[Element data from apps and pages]
------
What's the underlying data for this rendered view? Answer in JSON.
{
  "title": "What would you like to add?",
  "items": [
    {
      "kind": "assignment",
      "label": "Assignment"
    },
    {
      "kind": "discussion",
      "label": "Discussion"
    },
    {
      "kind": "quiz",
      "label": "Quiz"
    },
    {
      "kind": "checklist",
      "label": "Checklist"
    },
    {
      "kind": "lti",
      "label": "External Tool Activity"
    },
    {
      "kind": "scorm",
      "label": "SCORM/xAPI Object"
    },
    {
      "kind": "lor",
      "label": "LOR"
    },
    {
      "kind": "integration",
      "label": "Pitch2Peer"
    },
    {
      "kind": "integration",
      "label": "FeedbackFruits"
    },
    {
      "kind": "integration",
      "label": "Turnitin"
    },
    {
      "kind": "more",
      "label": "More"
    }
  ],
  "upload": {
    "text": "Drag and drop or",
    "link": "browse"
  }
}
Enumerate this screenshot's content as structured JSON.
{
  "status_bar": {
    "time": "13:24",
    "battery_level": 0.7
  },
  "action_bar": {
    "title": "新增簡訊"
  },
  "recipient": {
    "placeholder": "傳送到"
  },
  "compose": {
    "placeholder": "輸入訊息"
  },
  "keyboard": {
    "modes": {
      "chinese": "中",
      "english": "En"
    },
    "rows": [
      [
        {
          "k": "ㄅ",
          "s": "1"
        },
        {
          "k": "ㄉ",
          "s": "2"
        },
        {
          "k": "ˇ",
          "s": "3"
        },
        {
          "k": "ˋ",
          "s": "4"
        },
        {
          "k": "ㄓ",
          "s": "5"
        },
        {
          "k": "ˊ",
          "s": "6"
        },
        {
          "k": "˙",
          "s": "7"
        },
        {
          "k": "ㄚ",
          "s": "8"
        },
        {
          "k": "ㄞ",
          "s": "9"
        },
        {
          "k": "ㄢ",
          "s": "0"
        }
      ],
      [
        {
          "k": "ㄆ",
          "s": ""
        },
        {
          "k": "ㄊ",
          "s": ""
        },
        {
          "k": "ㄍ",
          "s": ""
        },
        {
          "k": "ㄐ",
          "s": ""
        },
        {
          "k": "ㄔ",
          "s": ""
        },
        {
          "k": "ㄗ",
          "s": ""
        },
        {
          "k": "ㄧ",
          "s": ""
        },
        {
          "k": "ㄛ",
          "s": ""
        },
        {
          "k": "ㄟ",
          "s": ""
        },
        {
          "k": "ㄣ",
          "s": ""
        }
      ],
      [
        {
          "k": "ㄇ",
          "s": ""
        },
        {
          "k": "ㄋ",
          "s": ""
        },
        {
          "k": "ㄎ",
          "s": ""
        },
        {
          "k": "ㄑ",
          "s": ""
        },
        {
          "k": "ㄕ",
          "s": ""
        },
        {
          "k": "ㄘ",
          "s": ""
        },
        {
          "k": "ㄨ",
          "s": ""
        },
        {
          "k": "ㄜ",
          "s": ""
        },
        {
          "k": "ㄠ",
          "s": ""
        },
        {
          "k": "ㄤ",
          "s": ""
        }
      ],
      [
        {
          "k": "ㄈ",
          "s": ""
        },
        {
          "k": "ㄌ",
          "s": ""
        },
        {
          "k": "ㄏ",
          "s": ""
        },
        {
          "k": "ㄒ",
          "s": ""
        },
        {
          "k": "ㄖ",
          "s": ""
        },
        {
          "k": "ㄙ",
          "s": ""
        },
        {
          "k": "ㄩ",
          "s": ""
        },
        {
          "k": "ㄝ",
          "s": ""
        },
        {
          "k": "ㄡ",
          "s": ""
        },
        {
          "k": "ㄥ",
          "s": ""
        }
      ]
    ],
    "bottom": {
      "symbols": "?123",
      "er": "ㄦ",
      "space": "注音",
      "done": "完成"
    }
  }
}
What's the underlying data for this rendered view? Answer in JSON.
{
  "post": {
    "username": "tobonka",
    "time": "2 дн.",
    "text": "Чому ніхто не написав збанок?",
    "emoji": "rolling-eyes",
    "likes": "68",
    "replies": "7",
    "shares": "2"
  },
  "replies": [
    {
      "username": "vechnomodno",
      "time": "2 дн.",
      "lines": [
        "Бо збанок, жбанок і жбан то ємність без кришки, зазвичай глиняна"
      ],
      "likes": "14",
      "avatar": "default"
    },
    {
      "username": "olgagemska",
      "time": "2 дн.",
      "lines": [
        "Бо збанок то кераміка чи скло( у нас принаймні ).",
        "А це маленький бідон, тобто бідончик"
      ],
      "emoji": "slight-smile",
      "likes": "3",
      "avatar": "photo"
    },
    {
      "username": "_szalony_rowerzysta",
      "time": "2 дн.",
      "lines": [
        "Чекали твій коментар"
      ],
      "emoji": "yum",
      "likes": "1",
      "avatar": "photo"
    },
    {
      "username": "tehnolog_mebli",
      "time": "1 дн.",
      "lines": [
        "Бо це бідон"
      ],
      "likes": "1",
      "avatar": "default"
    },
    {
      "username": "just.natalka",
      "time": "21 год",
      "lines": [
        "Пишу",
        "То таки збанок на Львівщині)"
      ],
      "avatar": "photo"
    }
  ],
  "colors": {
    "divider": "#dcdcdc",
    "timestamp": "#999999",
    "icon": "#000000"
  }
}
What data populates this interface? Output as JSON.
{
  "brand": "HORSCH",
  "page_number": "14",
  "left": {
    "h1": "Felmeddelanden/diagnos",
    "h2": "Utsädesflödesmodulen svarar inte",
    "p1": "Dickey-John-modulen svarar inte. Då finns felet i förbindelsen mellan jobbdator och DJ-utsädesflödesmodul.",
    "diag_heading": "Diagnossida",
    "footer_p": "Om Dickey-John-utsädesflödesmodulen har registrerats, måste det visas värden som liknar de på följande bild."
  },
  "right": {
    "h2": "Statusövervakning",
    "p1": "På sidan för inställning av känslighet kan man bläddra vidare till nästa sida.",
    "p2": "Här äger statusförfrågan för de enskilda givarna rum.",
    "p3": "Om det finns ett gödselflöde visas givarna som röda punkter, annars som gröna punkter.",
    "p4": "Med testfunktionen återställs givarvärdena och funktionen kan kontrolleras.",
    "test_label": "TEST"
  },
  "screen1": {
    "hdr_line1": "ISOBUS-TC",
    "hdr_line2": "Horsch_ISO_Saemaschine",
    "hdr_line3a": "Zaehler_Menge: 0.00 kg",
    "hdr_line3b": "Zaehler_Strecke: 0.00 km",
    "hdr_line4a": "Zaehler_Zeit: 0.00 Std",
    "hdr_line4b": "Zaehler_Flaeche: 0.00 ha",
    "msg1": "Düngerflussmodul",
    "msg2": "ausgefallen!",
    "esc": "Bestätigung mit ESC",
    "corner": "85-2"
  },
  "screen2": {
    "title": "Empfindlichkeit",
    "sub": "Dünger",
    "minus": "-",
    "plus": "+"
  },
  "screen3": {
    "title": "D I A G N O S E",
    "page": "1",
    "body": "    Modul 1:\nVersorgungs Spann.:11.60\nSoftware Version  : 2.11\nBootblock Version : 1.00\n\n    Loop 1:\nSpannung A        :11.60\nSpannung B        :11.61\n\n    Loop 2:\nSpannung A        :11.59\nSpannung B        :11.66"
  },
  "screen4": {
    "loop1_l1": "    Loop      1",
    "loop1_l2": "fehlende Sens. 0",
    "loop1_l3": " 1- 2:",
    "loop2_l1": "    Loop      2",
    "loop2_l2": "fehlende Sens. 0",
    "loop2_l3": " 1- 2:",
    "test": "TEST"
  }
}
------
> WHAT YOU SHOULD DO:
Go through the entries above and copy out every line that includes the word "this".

> ANSWER SECTION:
What's the underlying data for this rendered view? Answer in JSON.
Enumerate this screenshot's content as structured JSON.
What's the underlying data for this rendered view? Answer in JSON.
What data populates this interface? Output as JSON.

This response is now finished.